a grown-up dinner party
October 15, 2009 § 10 Comments
I decided to finally take my last step into adulthood by having real grown-ups over, for a real dinner party. Frankly, I was surprised it took me so long – I’m well into my twenties, I love to feed people, so why don’t I host stylish and well-executed dinners? Then, five days before the event itself, I realized that I still don’t own any chairs. Thus illustrating one of the many reasons why I do not fall into the category of real grown-ups.

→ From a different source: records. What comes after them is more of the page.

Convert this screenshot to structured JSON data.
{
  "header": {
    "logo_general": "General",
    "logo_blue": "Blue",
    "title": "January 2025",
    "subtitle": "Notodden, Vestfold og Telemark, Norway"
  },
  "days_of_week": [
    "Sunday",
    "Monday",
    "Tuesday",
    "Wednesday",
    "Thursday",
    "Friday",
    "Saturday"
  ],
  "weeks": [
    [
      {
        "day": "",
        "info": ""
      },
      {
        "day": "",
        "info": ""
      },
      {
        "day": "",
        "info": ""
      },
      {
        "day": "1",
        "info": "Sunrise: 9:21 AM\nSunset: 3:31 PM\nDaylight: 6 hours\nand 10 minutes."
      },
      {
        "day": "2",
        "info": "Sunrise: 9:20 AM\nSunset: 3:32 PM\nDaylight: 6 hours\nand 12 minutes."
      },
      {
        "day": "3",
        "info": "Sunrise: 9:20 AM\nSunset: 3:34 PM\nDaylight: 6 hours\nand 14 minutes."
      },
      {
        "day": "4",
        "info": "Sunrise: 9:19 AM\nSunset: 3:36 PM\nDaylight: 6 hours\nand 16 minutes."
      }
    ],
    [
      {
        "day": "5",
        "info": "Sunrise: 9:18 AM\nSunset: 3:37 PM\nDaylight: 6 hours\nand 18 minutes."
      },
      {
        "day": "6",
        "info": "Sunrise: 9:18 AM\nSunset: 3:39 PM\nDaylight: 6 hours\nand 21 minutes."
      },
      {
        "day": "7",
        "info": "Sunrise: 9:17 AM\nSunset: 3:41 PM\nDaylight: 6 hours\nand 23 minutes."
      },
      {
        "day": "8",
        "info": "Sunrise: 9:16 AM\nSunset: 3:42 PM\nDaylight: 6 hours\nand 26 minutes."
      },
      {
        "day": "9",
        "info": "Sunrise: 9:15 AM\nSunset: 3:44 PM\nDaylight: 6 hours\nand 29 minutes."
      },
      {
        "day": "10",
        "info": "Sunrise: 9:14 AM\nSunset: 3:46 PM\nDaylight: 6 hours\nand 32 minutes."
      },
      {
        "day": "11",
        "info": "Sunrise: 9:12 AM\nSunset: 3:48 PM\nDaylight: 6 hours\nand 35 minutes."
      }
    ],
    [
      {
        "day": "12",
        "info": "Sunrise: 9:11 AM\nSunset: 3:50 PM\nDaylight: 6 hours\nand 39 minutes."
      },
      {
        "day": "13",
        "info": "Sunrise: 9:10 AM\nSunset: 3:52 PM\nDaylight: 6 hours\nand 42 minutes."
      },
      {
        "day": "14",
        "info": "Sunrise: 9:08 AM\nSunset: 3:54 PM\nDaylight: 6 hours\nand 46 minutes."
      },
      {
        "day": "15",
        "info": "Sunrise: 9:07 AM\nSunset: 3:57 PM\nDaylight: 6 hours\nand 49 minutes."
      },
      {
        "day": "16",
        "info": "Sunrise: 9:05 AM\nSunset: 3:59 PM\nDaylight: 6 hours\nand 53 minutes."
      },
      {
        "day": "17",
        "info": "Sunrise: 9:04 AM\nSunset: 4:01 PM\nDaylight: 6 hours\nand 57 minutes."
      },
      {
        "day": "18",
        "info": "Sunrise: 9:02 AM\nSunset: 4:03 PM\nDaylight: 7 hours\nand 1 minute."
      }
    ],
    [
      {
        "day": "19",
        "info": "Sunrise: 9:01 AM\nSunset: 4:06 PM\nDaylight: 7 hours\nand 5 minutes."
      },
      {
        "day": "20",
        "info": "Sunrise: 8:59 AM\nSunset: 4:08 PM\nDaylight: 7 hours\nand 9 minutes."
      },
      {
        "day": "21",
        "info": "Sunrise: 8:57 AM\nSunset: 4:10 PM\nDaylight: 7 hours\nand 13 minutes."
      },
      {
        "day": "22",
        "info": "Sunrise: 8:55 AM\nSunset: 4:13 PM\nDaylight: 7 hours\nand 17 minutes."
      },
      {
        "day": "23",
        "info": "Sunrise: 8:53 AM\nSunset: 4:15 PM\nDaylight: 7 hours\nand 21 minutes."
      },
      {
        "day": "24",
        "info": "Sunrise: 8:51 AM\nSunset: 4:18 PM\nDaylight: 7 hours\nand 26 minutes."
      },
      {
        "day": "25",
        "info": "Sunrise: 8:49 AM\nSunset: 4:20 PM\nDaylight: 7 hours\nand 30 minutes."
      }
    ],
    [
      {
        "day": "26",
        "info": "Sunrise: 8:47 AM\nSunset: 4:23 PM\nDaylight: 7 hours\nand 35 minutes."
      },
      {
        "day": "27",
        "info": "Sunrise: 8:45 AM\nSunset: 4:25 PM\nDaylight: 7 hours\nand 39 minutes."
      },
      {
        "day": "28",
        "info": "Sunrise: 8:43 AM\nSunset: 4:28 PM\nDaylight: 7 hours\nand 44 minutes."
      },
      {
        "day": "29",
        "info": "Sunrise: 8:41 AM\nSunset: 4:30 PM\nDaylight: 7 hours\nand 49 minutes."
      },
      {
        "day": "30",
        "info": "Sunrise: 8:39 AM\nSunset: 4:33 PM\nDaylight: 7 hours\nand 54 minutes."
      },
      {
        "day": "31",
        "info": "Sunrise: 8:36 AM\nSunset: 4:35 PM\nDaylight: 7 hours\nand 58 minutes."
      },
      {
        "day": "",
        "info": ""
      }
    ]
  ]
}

After briefly considering and discarding cardboard boxes as a valid seating option, I turned to Craigslist to save the day. My efforts were somewhat hampered by the fact that I also don’t own a car and can’t go anywhere far away, but eventually chairs were identified and secured, setting the stage for the perfect dinner party. And then I also bought a tablecloth! I am so very classy.
The most important thing though, was of course the food. I settled on what is probably the perfect dinner party dessert: a nearly flourless chocolate cake. It’s simple and stunning, but it’s also best if made a day ahead, saving the mad dash that occurs on the day of. Now, I wasn’t exactly organized to make this ahead of time, but it is theoretically possible. As for the recipe: I’m actually not generally a fan of flourless chocolate cakes, as they’re pretty intense, but this was definitely a good one. The single tablespoon of flour makes it less overwhelmingly dense, but it’s still rich and decadent. Plus, when my friend took his first bite, he started doing a little happy dance – generally a good sign.
Nearly Flourless Chocolate Cake – from Rachel Eats
- 200g butter
- 200g very good quality dark chocolate, chopped
- 250g granulated sugar
- 5 eggs
- 1 tablespoon all-purpose flour
Preheat oven to 350 F. Line an 8-inch round cake tin with baking parchment and butter the parchment.
In microwave, melt butter and chocolate. Let cool for a few minutes. Scrape the butter and chocolate into a larger bowl and stir in the sugar.
In separate small bowl, lightly beat one egg and then add it to the other ingredients and stir thoroughly. Again in the separate bowl beat another egg, add it to the mixture and stir in. Repeat until you have added all five eggs. Stir in the flour.
Scrape the mixture into the lined tin. Bake just until the top is dry and cracking, but the centre of the cake still wobbles slightly, about 25 minutes. Keep a close eye after 20 minutes and be careful not to overbake.
Allow the cake to cool completely in the tin, about 2 hours. Gently invert it on to a wire tray and then revert it on to the serving plate. Dust with confectioner’s sugar.